DATA IN THIS EXERCISE >>
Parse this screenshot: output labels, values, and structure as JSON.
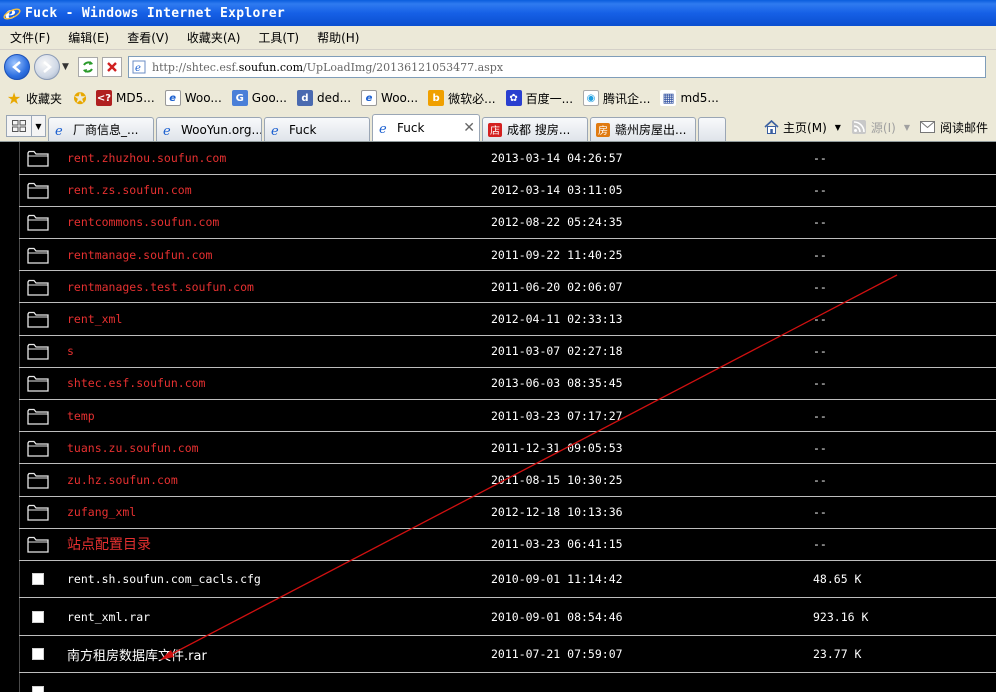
{
  "window": {
    "title": "Fuck - Windows Internet Explorer"
  },
  "menu": {
    "items": [
      "文件(F)",
      "编辑(E)",
      "查看(V)",
      "收藏夹(A)",
      "工具(T)",
      "帮助(H)"
    ]
  },
  "address": {
    "url_prefix": "http://shtec.esf.",
    "url_domain": "soufun.com",
    "url_path": "/UpLoadImg/20136121053477.aspx"
  },
  "favorites": {
    "label": "收藏夹",
    "items": [
      {
        "label": "MD5...",
        "icon": "md5-site-icon"
      },
      {
        "label": "Woo...",
        "icon": "ie-page-icon"
      },
      {
        "label": "Goo...",
        "icon": "google-translate-icon"
      },
      {
        "label": "ded...",
        "icon": "dedecms-icon"
      },
      {
        "label": "Woo...",
        "icon": "ie-page-icon"
      },
      {
        "label": "微软必...",
        "icon": "bing-icon"
      },
      {
        "label": "百度一...",
        "icon": "baidu-paw-icon"
      },
      {
        "label": "腾讯企...",
        "icon": "tencent-icon"
      },
      {
        "label": "md5...",
        "icon": "grid-icon"
      }
    ]
  },
  "tabs": {
    "items": [
      {
        "label": "厂商信息_...",
        "active": false
      },
      {
        "label": "WooYun.org...",
        "active": false
      },
      {
        "label": "Fuck",
        "active": false
      },
      {
        "label": "Fuck",
        "active": true
      },
      {
        "label": "成都 搜房...",
        "active": false
      },
      {
        "label": "赣州房屋出...",
        "active": false
      }
    ],
    "home_label": "主页(M)",
    "feeds_label": "源(I)",
    "read_mail_label": "阅读邮件"
  },
  "listing": {
    "directories": [
      {
        "name": "rent.zhuzhou.soufun.com",
        "date": "2013-03-14 04:26:57",
        "size": "--"
      },
      {
        "name": "rent.zs.soufun.com",
        "date": "2012-03-14 03:11:05",
        "size": "--"
      },
      {
        "name": "rentcommons.soufun.com",
        "date": "2012-08-22 05:24:35",
        "size": "--"
      },
      {
        "name": "rentmanage.soufun.com",
        "date": "2011-09-22 11:40:25",
        "size": "--"
      },
      {
        "name": "rentmanages.test.soufun.com",
        "date": "2011-06-20 02:06:07",
        "size": "--"
      },
      {
        "name": "rent_xml",
        "date": "2012-04-11 02:33:13",
        "size": "--"
      },
      {
        "name": "s",
        "date": "2011-03-07 02:27:18",
        "size": "--"
      },
      {
        "name": "shtec.esf.soufun.com",
        "date": "2013-06-03 08:35:45",
        "size": "--"
      },
      {
        "name": "temp",
        "date": "2011-03-23 07:17:27",
        "size": "--"
      },
      {
        "name": "tuans.zu.soufun.com",
        "date": "2011-12-31 09:05:53",
        "size": "--"
      },
      {
        "name": "zu.hz.soufun.com",
        "date": "2011-08-15 10:30:25",
        "size": "--"
      },
      {
        "name": "zufang_xml",
        "date": "2012-12-18 10:13:36",
        "size": "--"
      },
      {
        "name": "站点配置目录",
        "date": "2011-03-23 06:41:15",
        "size": "--"
      }
    ],
    "files": [
      {
        "name": "rent.sh.soufun.com_cacls.cfg",
        "date": "2010-09-01 11:14:42",
        "size": "48.65 K"
      },
      {
        "name": "rent_xml.rar",
        "date": "2010-09-01 08:54:46",
        "size": "923.16 K"
      },
      {
        "name": "南方租房数据库文件.rar",
        "date": "2011-07-21 07:59:07",
        "size": "23.77 K"
      }
    ]
  },
  "colors": {
    "directory_link": "#e53030",
    "file_text": "#ffffff",
    "background": "#000000",
    "annotation_arrow": "#d01010"
  }
}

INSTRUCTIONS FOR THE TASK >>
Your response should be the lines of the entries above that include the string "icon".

RESPONSE TO THE EXERCISE >>
        "icon": "md5-site-icon"
        "icon": "ie-page-icon"
        "icon": "google-translate-icon"
        "icon": "dedecms-icon"
        "icon": "ie-page-icon"
        "icon": "bing-icon"
        "icon": "baidu-paw-icon"
        "icon": "tencent-icon"
        "icon": "grid-icon"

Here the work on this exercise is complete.